Phase 1: Each participant takes the journey alone
Participants were provided with a transportation card and a map to fill in the ‘unsafe’ spots during their journey. A team member welcomed the participant at the destination, and took them out for coffee. We held an individual interview to find out- What was her expectation before the journey, what did she experience, and where was it unsafe?
Phase 2: Participants hack the urban space
Participants were given tape and were asked to mark themselves and their pooling space at Tünel Square. Observers monitored and documented as the participants hacked the urban space, met each other and started to share the journey - How did the users mark the pool space and themselves?
Phase 3: Participants share the journey together
Participants were asked to mark their new journey on the map - How might moving together change their path and marked locations where they felt unsafe?
While an observer monitored the participants throughout the journey, the interviewer welcomed the participants at home.
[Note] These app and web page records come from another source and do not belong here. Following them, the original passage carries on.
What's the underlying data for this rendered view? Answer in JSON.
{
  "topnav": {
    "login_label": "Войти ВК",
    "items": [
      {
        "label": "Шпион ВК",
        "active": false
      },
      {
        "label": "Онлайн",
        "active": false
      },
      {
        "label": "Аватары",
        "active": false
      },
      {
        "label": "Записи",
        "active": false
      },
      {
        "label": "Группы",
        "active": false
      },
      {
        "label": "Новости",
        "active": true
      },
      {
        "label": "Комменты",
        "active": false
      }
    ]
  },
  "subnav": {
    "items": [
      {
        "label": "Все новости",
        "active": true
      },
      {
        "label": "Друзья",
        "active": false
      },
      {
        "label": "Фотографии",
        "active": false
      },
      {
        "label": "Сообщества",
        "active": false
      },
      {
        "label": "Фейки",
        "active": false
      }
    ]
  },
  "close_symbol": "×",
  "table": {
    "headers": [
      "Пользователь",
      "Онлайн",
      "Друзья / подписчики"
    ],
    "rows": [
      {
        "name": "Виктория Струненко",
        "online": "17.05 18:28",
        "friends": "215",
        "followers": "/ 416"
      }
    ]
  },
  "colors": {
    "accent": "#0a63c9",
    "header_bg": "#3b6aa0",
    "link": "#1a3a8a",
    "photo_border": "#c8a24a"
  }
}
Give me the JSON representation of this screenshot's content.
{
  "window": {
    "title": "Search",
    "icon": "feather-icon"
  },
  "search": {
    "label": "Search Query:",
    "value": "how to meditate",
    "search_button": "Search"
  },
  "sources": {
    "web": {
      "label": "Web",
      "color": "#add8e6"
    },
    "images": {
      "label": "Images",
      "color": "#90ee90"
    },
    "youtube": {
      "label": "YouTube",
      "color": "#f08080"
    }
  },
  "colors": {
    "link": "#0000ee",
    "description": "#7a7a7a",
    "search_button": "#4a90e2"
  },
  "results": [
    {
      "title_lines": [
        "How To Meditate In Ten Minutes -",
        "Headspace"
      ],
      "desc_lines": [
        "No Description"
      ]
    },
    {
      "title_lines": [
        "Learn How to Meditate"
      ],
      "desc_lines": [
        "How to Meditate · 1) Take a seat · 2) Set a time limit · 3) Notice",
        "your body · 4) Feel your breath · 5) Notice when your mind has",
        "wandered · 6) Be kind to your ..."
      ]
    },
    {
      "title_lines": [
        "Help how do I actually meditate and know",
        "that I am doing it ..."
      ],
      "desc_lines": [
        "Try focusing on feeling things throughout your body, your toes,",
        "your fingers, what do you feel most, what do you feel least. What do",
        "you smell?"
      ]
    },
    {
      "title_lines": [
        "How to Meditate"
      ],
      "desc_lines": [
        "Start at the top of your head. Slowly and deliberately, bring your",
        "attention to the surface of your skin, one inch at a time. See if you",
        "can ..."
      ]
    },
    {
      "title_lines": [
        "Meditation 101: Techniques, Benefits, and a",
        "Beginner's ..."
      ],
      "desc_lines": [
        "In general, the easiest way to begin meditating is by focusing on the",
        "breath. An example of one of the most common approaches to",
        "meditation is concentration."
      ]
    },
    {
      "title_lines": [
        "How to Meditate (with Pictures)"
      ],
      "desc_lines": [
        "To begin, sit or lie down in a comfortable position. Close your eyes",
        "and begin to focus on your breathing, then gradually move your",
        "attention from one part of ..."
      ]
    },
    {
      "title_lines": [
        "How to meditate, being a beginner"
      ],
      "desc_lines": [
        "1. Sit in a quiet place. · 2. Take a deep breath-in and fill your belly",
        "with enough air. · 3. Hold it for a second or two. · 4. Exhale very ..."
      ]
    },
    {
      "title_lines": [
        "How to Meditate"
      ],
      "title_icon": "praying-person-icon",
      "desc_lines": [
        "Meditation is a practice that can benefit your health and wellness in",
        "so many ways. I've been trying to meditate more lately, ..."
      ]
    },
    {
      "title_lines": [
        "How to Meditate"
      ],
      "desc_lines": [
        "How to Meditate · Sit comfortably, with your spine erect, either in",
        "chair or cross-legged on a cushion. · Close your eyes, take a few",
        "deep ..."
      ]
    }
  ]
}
We held an interview at a nearby cafe. The interview focused on‘how different they might have felt when they shared the journey,’ and ‘how the urban space might be hacked to identify the pooling space.’
3) GET YOUR PROPS READY
Make sure you have all the tools you need to run the prototype and document learnings.
We used low-fidelity maps and low-cost tape. We provided the participants with a bus ticket to cover their expenses and made sure we had the necessary tools, such as a sound recorder and a camera to document the process. If you are trying out this prototype, don't forget to treat the participants with a bar of chocolate or some tea :)
4) GET USER FEEDBACK
5) SHARE AND ANALYZE RESULTS TO REFINE YOUR IDEA
Gather your learnings and reflect on what works and what doesn't in order to modify your idea accordingly.
Here are some of our insights and discoveries from the prototype:
‘How might we identify the pool space and the users?’
Seeing the pool from a distance is a major concern.
The pool visuals do guide the participants towards a central location.
The pool is an opportunity to take weather conditions into consideration and provide shelter.
Participants prefer to be matched with a female partner, not a male partner at the pool.
Participant found that the journey went faster and more relaxed since they were chatting.
While chatting, participants got distracted. They missed the bus stop and had to get off at a further stop (at a much more dangerous location).
One participant used to protect her bag while walking alone, but she did not pay much attention when sharing the journey.
On one hand, participants were less alert than taking the journey alone.
On the other hand, they believed they could help one another in case of a harassment.
Having a third person in the pool could avoid distraction and help them become alert.
Participants felt safe when they were occupied and when they did not question their safety.
Empty dark streets where one can not see the end made participant feel unsafe.
Parked cars created unsafe and dark spots where predators may hide.
Men sitting at door fronts or stairs, looking around, doing nothing felt like a threat.
Participants had outfit concerns; they would not take the path wearing a skirt.
Walking by women (typically prostitutes in the area) who can probably defend themselves
Moving towards noisy areas, especially towards music
Making a curve to put a distance when walking by potential predators
- Not smiling at people on public transportation
- Sitting away from the men on the public transportation
Eager to prototype the Women's Pool in your city? Follow the steps above and report back your learnings. Or use the steps to prototype your own idea.